Lawmakers voted down Senate Bill 1379 by a wide bipartisan margin. Republicans and Democrats said the measure was an attempt to remedy a problem but didn’t go far enough to appease residents who complained about nuisance rentals in their districts.

“This is the single issue that I have heard more about directly from constituents who have absolutely had their lives turned upside down by party houses in their neighborhoods and the inability of their cities and towns to do anything to regulate them because of the actions of our predecessors in this body,” said Rep. Aaron Lieberman, D-Paradise Valley.

A 2016 law precludes local governments from imposing any bans on short-term rentals, something mayors have lamented in popular tourist destinations such as Sedona and Scottsdale. 

“We have heard time and again from neighbors who are, truly, having all kinds of horrible things happen in their neighborhoods because they’re being overrun by these short-term rentals, that our law enforcement is having trouble keeping control of them,” Rep. Kelli Butler, D-Scottsdale, said. “We need to fix something that we broke.” 

Sponsored by Sen. J.D. Mesnard, R-Chandler, the bill, which the House defeated Thursday, would have imposed fines for every 30 days that a vacation rental owner didn’t provide contact information to a local government that required it, allowed towns to require hosts insure for liability and imposed punishments of up to $3,500 or the value of three nights rent for violating local ordinances.
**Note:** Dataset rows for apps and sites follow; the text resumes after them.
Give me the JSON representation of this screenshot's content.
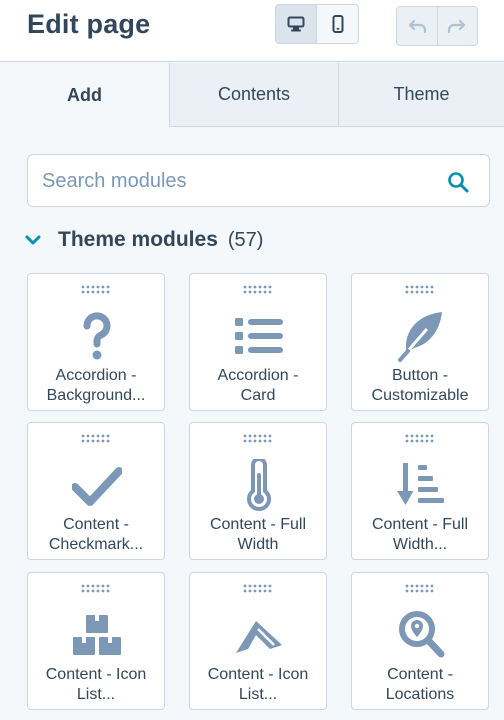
{
  "header": {
    "title": "Edit page",
    "view_toggle": [
      "desktop-icon",
      "mobile-icon"
    ],
    "history": [
      "undo-icon",
      "redo-icon"
    ]
  },
  "tabs": [
    {
      "label": "Add",
      "active": true
    },
    {
      "label": "Contents",
      "active": false
    },
    {
      "label": "Theme",
      "active": false
    }
  ],
  "search": {
    "placeholder": "Search modules",
    "icon": "search-icon"
  },
  "section": {
    "title": "Theme modules",
    "count": "(57)",
    "expanded": true
  },
  "modules": [
    {
      "line1": "Accordion -",
      "line2": "Background...",
      "icon": "question-mark-icon"
    },
    {
      "line1": "Accordion -",
      "line2": "Card",
      "icon": "list-icon"
    },
    {
      "line1": "Button -",
      "line2": "Customizable",
      "icon": "feather-icon"
    },
    {
      "line1": "Content -",
      "line2": "Checkmark...",
      "icon": "checkmark-icon"
    },
    {
      "line1": "Content - Full",
      "line2": "Width",
      "icon": "thermometer-icon"
    },
    {
      "line1": "Content - Full",
      "line2": "Width...",
      "icon": "sort-descending-icon"
    },
    {
      "line1": "Content - Icon",
      "line2": "List...",
      "icon": "boxes-icon"
    },
    {
      "line1": "Content - Icon",
      "line2": "List...",
      "icon": "brand-logo-icon"
    },
    {
      "line1": "Content -",
      "line2": "Locations",
      "icon": "magnifier-location-icon"
    }
  ],
  "colors": {
    "icon": "#7c98b6",
    "text": "#33475b",
    "accent": "#0091ae",
    "border": "#cbd6e2"
  }
}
Senate Bill 1379 also would have added other penalties for violations, including losing a license to operate in the location, and allowed for zoning changes at the local level.  

Rep. Jeff Weninger, a Chandler Republican and the bill’s House sponsor, argued they were taking a measured response to growing complaints about party houses.

“We get endless emails referring to those,” he said, adding the bill addresses the issue fully.

While many Republicans opposed regulating Airbnb homes out of respect for individual property rights, Rep. John Kavanaugh, R-Fountain Hills, was an early opponent of the 2016 move to keep cities from regulating short-term rentals. He said the industry’s major players aren’t willing to give up any real concessions. 

“The one thing that this bill doesn’t do that needs to be addressed are the excessive concentrations of these short-term rentals in certain communities,” he said, noting that Sedona is seen as a worst-case scenario. 

The popular tourist city has seen vacation rentals proliferate in recent years to the point that officials estimate they account for 20% of the total housing industry. The valley is home to thousands of advertised vacation rentals.

Staff Reporter

Cole Lauterbach reports on Illinois and Arizona government and statewide issues for The Center Square. He has produced radio shows for stations in Central Illinois and created award-winning programs for Comcast SportsNet Chicago.